XML just celebrated its 10th birthday anniversary this summer.
As Jon Bosak notes on the History of XML:
Many people know that XML grew out of the expertise of the SGML community, but few people realize even today that the whole two-year effort to develop XML was organized, led, and underwritten by Sun.
What began as a “stripped down” data-oriented SGML (driven by similar simplicity arguments that also led to HTML) has now truly become the ‘eggplant that ate Chicago.’ All of the WS* dialects, RDF, OWL, BP* (business process), etc., are now ubiquitously expressed in XML. Do you know of any serious enterprise app that today does not express its data exchange or configuration files in anything but XML?

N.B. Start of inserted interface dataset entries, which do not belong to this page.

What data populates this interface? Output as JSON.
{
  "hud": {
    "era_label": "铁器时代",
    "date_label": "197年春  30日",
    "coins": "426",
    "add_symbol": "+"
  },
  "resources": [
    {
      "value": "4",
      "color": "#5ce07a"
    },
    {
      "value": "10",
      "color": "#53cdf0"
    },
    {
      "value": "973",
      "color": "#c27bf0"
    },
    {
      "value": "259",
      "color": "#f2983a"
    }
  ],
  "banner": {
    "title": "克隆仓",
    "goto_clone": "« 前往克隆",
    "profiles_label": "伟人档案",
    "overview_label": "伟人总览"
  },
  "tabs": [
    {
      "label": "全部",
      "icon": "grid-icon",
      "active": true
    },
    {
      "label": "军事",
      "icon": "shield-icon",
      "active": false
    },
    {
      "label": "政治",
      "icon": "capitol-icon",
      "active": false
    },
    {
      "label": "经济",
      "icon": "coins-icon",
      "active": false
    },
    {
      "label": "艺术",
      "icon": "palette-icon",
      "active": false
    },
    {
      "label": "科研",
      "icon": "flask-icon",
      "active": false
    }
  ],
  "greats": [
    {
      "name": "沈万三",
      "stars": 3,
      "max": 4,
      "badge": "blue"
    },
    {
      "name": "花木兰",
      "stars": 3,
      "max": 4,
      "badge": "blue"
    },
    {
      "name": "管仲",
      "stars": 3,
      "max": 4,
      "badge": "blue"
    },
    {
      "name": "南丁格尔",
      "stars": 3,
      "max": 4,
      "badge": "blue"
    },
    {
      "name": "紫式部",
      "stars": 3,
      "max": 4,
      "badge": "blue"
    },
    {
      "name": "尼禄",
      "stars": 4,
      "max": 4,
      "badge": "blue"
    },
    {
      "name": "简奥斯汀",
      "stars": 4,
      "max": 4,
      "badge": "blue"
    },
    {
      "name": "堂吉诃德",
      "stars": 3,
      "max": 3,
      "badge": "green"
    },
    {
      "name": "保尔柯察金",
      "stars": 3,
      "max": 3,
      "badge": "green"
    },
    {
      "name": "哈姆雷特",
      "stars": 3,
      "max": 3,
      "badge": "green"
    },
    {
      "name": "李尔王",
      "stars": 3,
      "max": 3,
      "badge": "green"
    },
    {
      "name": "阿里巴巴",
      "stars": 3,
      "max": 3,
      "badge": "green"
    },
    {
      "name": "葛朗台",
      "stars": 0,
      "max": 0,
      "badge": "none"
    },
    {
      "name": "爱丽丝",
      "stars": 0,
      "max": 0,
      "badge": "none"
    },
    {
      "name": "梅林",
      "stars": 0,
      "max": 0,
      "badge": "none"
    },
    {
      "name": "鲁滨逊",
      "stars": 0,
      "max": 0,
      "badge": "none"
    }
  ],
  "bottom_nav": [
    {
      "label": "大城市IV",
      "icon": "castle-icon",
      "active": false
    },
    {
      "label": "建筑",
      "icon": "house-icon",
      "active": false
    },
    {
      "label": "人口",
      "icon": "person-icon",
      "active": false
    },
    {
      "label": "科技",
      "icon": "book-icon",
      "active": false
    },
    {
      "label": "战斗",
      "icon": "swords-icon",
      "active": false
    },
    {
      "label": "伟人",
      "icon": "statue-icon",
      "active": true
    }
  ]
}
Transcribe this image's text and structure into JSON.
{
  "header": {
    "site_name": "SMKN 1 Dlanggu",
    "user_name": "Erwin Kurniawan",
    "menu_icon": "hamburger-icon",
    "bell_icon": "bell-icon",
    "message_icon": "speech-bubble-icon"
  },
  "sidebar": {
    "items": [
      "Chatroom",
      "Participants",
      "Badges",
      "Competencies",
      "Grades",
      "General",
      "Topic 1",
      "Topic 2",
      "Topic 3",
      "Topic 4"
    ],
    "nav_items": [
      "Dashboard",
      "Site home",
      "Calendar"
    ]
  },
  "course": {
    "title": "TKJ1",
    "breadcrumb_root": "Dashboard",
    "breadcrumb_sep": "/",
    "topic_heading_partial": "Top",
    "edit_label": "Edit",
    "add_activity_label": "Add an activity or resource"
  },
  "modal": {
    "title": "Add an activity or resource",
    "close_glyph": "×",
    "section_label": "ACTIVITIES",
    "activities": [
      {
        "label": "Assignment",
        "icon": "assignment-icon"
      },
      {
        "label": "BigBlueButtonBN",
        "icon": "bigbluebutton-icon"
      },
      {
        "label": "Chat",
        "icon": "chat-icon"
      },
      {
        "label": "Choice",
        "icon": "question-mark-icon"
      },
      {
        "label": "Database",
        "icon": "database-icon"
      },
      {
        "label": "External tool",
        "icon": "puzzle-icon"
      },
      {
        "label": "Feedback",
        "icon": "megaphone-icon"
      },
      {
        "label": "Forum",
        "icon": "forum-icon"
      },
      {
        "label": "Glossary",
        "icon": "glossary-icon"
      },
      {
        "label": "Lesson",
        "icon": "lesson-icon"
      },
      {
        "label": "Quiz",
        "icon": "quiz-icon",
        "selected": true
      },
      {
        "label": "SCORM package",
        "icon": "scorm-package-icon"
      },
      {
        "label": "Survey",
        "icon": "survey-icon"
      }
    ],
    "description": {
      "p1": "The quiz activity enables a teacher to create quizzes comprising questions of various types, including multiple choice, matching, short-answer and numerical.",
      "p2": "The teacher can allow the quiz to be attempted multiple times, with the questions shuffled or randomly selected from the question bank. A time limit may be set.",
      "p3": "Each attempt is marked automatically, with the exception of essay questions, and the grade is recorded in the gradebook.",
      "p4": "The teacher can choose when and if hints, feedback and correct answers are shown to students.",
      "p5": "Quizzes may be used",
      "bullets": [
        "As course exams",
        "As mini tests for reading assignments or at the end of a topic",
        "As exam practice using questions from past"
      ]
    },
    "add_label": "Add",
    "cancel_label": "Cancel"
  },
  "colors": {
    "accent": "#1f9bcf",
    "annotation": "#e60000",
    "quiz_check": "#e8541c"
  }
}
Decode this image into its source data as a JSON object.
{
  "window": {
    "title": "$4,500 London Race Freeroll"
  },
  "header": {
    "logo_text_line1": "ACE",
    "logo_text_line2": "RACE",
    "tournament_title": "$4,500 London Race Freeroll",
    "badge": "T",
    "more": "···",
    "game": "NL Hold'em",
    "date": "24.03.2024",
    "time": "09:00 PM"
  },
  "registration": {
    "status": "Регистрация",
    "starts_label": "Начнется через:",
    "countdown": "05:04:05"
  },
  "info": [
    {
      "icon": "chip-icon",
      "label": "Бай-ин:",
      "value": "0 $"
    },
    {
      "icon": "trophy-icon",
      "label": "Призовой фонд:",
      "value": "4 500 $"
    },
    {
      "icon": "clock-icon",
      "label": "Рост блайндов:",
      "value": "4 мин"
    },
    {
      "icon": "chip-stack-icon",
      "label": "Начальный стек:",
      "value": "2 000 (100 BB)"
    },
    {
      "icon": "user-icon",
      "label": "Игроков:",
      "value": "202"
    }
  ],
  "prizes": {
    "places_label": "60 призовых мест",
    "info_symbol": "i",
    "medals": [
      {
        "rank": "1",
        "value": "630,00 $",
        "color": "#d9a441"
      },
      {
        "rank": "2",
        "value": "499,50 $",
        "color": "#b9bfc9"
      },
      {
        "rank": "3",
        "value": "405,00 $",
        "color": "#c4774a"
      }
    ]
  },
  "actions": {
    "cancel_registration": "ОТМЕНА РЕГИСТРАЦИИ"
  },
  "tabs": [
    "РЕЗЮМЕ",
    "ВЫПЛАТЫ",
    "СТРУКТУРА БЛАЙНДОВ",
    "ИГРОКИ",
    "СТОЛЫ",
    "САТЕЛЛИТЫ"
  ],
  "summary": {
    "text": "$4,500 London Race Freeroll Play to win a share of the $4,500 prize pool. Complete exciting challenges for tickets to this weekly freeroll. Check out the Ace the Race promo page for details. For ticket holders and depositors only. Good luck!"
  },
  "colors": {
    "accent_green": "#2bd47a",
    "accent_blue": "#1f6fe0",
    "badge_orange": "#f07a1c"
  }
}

Yet, within the last decade, there were learned fights and advocacies for such standards as ASN.1, CDF, HDF, EDI, yeech, yeech . . . . How did XML so easily win without a whimper; how did this come to pass?
That question is one of those that launched a 1000 theses.
The ubiquity of the Internet and emerging transmission speeds won earlier arguments about abstraction and date transfer effiiciency. XML looks (is!) inefficient, and adds many characters, but transmitting these longer strings is no longer a bottleneck. The simplest answer as to “why” XML won the day is that earlier limits of slow network transmission speeds, now in part being overcome through faster networks and the availablitiy of general, fast parsers, altered the winning equation. Direct, text-based expression leads to simple solutions, even though computer scientists who focused for years on optimal network transmissivity cringe. Yeoh!
In other words, initially data transfer protocols of the past couple of decades erred on the side of elegance and parsimony. Too bad that interconnection speeds (importantly translated through the sieve of what is immediately of actual interest) have bludgeoned prior sensitivities toward elegance. If it parses, do it! Happy brithday!